What the task requires >> Filter the records below for the word "state". Keep each line that has it.

Extracted data >>
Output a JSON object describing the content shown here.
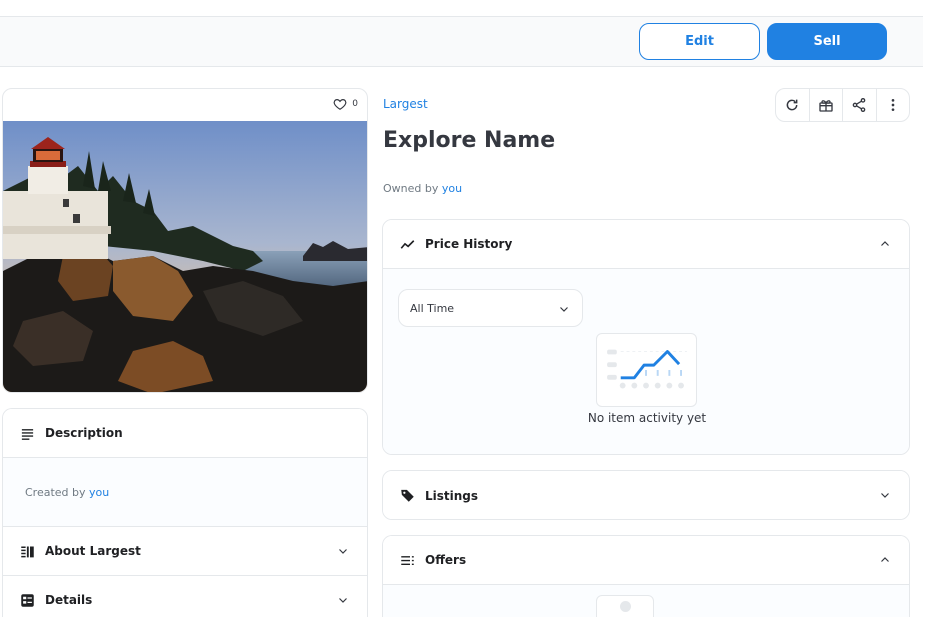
{
  "toolbar": {
    "edit_label": "Edit",
    "sell_label": "Sell"
  },
  "media": {
    "favorite_count": "0"
  },
  "item": {
    "collection": "Largest",
    "title": "Explore Name",
    "owned_by_prefix": "Owned by",
    "owner": "you"
  },
  "icon_bar": [
    "refresh-icon",
    "gift-icon",
    "share-icon",
    "more-icon"
  ],
  "description": {
    "title": "Description",
    "created_by_prefix": "Created by",
    "creator": "you"
  },
  "about": {
    "title": "About Largest"
  },
  "details": {
    "title": "Details"
  },
  "price_history": {
    "title": "Price History",
    "filter_value": "All Time",
    "empty_text": "No item activity yet"
  },
  "listings": {
    "title": "Listings"
  },
  "offers": {
    "title": "Offers"
  },
  "colors": {
    "accent": "#2081e2",
    "border": "#e5e8eb",
    "text": "#353840",
    "muted": "#707a83"
  }
}
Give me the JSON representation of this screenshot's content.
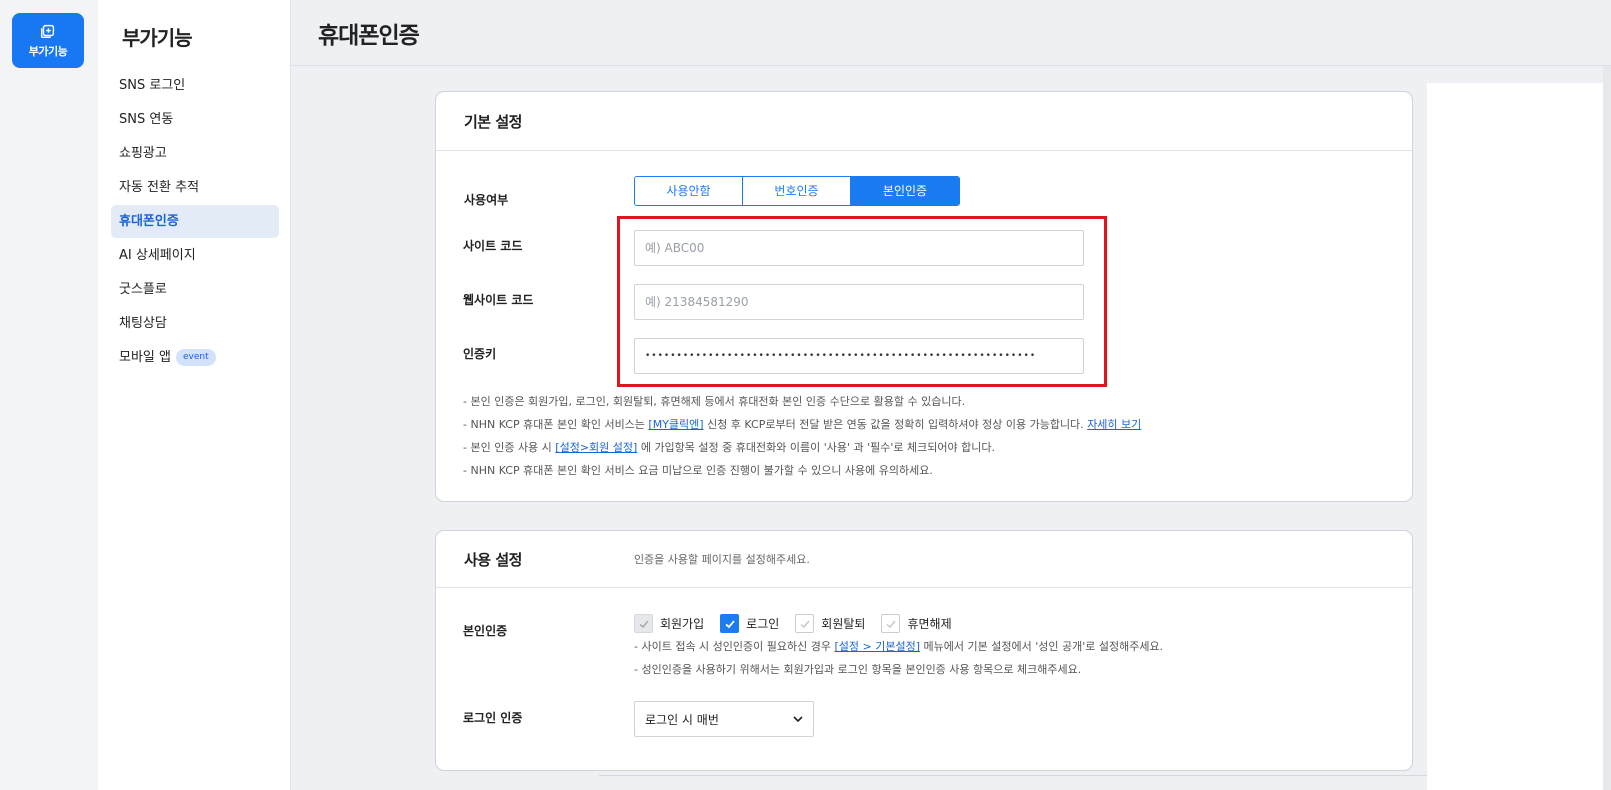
{
  "rail": {
    "label": "부가기능"
  },
  "sidebar": {
    "title": "부가기능",
    "items": [
      {
        "label": "SNS 로그인"
      },
      {
        "label": "SNS 연동"
      },
      {
        "label": "쇼핑광고"
      },
      {
        "label": "자동 전환 추적"
      },
      {
        "label": "휴대폰인증",
        "active": true
      },
      {
        "label": "AI 상세페이지"
      },
      {
        "label": "굿스플로"
      },
      {
        "label": "채팅상담"
      },
      {
        "label": "모바일 앱",
        "badge": "event"
      }
    ]
  },
  "header": {
    "title": "휴대폰인증"
  },
  "basic": {
    "title": "기본 설정",
    "usage_label": "사용여부",
    "usage_options": [
      "사용안함",
      "번호인증",
      "본인인증"
    ],
    "usage_selected": "본인인증",
    "site_code_label": "사이트 코드",
    "site_code_placeholder": "예) ABC00",
    "website_code_label": "웹사이트 코드",
    "website_code_placeholder": "예) 21384581290",
    "auth_key_label": "인증키",
    "auth_key_value": "••••••••••••••••••••••••••••••••••••••••••••••••••••••••••••••",
    "notes": {
      "n1": "본인 인증은 회원가입, 로그인, 회원탈퇴, 휴면해제 등에서 휴대전화 본인 인증 수단으로 활용할 수 있습니다.",
      "n2_pre": "NHN KCP 휴대폰 본인 확인 서비스는 ",
      "n2_link": "[MY클릭엔]",
      "n2_mid": " 신청 후 KCP로부터 전달 받은 연동 값을 정확히 입력하셔야 정상 이용 가능합니다. ",
      "n2_link2": "자세히 보기",
      "n3_pre": "본인 인증 사용 시 ",
      "n3_link": "[설정>회원 설정]",
      "n3_post": " 에 가입항목 설정 중 휴대전화와 이름이 '사용' 과 '필수'로 체크되어야 합니다.",
      "n4": "NHN KCP 휴대폰 본인 확인 서비스 요금 미납으로 인증 진행이 불가할 수 있으니 사용에 유의하세요."
    }
  },
  "usage": {
    "title": "사용 설정",
    "description": "인증을 사용할 페이지를 설정해주세요.",
    "identity_label": "본인인증",
    "checks": [
      {
        "label": "회원가입",
        "state": "disabled-checked"
      },
      {
        "label": "로그인",
        "state": "checked"
      },
      {
        "label": "회원탈퇴",
        "state": "unchecked"
      },
      {
        "label": "휴면해제",
        "state": "unchecked"
      }
    ],
    "notes": {
      "n1_pre": "사이트 접속 시 성인인증이 필요하신 경우 ",
      "n1_link": "[설정 > 기본설정]",
      "n1_post": " 메뉴에서 기본 설정에서 '성인 공개'로 설정해주세요.",
      "n2": "성인인증을 사용하기 위해서는 회원가입과 로그인 항목을 본인인증 사용 항목으로 체크해주세요."
    },
    "login_auth_label": "로그인 인증",
    "login_auth_value": "로그인 시 매번"
  },
  "colors": {
    "accent": "#1a7cf0",
    "highlight": "#e0131e",
    "rail": "#1877f2"
  }
}
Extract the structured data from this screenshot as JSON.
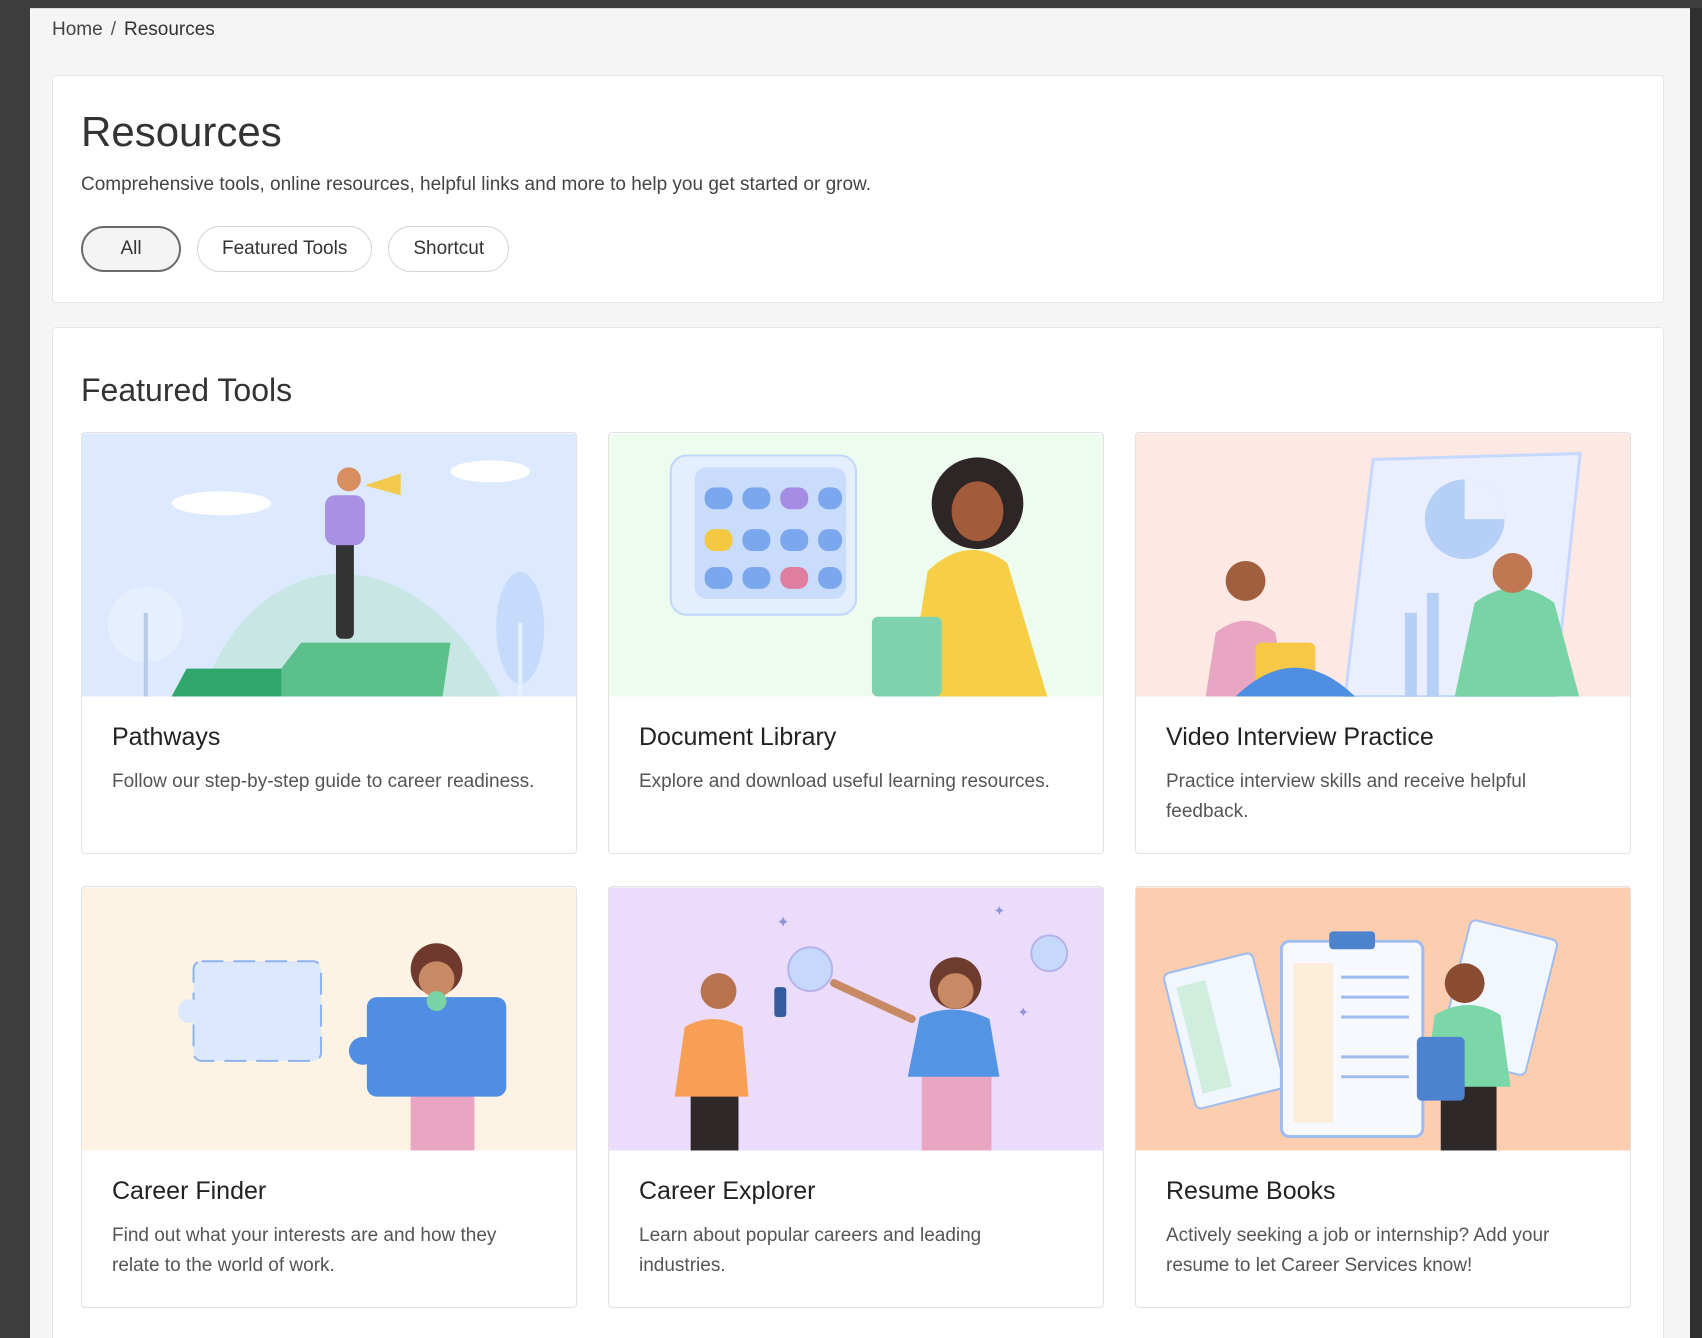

Exercise response >>
        "state": "disabled-checked"
        "state": "checked"
        "state": "unchecked"
        "state": "unchecked"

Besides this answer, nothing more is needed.